-- RECORDS TO USE follows --
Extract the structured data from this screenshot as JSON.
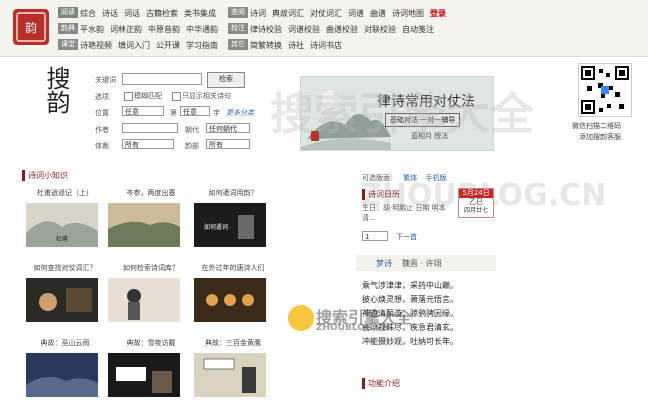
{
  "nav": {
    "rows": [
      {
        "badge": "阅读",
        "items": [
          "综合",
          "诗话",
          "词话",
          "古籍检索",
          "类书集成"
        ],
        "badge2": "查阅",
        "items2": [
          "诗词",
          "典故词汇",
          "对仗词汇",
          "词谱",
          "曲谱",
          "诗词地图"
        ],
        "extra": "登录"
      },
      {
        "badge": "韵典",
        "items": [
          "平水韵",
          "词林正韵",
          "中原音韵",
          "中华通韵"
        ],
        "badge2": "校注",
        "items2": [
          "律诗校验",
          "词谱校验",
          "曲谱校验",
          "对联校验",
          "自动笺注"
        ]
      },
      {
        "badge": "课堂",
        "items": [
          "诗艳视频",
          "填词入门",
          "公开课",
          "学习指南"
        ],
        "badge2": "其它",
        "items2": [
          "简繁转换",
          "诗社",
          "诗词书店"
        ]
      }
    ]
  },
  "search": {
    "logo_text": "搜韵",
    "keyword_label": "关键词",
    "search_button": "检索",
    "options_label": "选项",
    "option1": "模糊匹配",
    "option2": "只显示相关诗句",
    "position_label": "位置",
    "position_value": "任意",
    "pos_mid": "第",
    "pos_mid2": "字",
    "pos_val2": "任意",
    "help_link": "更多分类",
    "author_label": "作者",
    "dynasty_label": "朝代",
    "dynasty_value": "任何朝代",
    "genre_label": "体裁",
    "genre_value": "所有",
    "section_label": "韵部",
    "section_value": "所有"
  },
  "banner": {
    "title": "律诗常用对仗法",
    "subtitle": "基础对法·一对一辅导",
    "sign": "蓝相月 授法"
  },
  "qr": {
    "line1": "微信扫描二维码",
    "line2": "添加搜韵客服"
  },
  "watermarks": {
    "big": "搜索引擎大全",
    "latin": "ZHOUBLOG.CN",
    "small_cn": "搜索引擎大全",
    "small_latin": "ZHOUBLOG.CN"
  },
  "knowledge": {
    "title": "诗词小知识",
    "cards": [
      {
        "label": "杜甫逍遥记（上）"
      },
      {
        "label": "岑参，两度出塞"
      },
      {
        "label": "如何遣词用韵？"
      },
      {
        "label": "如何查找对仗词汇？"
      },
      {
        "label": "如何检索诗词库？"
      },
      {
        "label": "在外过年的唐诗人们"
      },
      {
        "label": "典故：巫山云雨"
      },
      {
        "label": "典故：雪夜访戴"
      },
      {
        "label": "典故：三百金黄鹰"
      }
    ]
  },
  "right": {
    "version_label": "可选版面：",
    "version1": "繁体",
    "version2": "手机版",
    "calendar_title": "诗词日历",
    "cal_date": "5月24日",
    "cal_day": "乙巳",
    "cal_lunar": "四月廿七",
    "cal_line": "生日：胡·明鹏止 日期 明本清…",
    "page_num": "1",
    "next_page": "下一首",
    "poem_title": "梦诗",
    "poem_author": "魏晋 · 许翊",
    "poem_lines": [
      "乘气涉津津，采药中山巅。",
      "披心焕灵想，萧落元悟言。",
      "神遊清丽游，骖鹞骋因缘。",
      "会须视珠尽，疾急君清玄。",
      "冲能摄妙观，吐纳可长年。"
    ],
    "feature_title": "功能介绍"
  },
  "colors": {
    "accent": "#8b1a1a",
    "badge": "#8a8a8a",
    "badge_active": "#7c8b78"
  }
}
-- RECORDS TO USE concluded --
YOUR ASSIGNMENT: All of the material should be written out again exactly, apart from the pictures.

REPLY TO THE EXERCISE:
Extract the structured data from this screenshot as JSON.
{
  "nav": {
    "rows": [
      {
        "badge": "阅读",
        "items": [
          "综合",
          "诗话",
          "词话",
          "古籍检索",
          "类书集成"
        ],
        "badge2": "查阅",
        "items2": [
          "诗词",
          "典故词汇",
          "对仗词汇",
          "词谱",
          "曲谱",
          "诗词地图"
        ],
        "extra": "登录"
      },
      {
        "badge": "韵典",
        "items": [
          "平水韵",
          "词林正韵",
          "中原音韵",
          "中华通韵"
        ],
        "badge2": "校注",
        "items2": [
          "律诗校验",
          "词谱校验",
          "曲谱校验",
          "对联校验",
          "自动笺注"
        ]
      },
      {
        "badge": "课堂",
        "items": [
          "诗艳视频",
          "填词入门",
          "公开课",
          "学习指南"
        ],
        "badge2": "其它",
        "items2": [
          "简繁转换",
          "诗社",
          "诗词书店"
        ]
      }
    ]
  },
  "search": {
    "logo_text": "搜韵",
    "keyword_label": "关键词",
    "search_button": "检索",
    "options_label": "选项",
    "option1": "模糊匹配",
    "option2": "只显示相关诗句",
    "position_label": "位置",
    "position_value": "任意",
    "pos_mid": "第",
    "pos_mid2": "字",
    "pos_val2": "任意",
    "help_link": "更多分类",
    "author_label": "作者",
    "dynasty_label": "朝代",
    "dynasty_value": "任何朝代",
    "genre_label": "体裁",
    "genre_value": "所有",
    "section_label": "韵部",
    "section_value": "所有"
  },
  "banner": {
    "title": "律诗常用对仗法",
    "subtitle": "基础对法·一对一辅导",
    "sign": "蓝相月 授法"
  },
  "qr": {
    "line1": "微信扫描二维码",
    "line2": "添加搜韵客服"
  },
  "watermarks": {
    "big": "搜索引擎大全",
    "latin": "ZHOUBLOG.CN",
    "small_cn": "搜索引擎大全",
    "small_latin": "ZHOUBLOG.CN"
  },
  "knowledge": {
    "title": "诗词小知识",
    "cards": [
      {
        "label": "杜甫逍遥记（上）"
      },
      {
        "label": "岑参，两度出塞"
      },
      {
        "label": "如何遣词用韵？"
      },
      {
        "label": "如何查找对仗词汇？"
      },
      {
        "label": "如何检索诗词库？"
      },
      {
        "label": "在外过年的唐诗人们"
      },
      {
        "label": "典故：巫山云雨"
      },
      {
        "label": "典故：雪夜访戴"
      },
      {
        "label": "典故：三百金黄鹰"
      }
    ]
  },
  "right": {
    "version_label": "可选版面：",
    "version1": "繁体",
    "version2": "手机版",
    "calendar_title": "诗词日历",
    "cal_date": "5月24日",
    "cal_day": "乙巳",
    "cal_lunar": "四月廿七",
    "cal_line": "生日：胡·明鹏止 日期 明本清…",
    "page_num": "1",
    "next_page": "下一首",
    "poem_title": "梦诗",
    "poem_author": "魏晋 · 许翊",
    "poem_lines": [
      "乘气涉津津，采药中山巅。",
      "披心焕灵想，萧落元悟言。",
      "神遊清丽游，骖鹞骋因缘。",
      "会须视珠尽，疾急君清玄。",
      "冲能摄妙观，吐纳可长年。"
    ],
    "feature_title": "功能介绍"
  },
  "colors": {
    "accent": "#8b1a1a",
    "badge": "#8a8a8a",
    "badge_active": "#7c8b78"
  }
}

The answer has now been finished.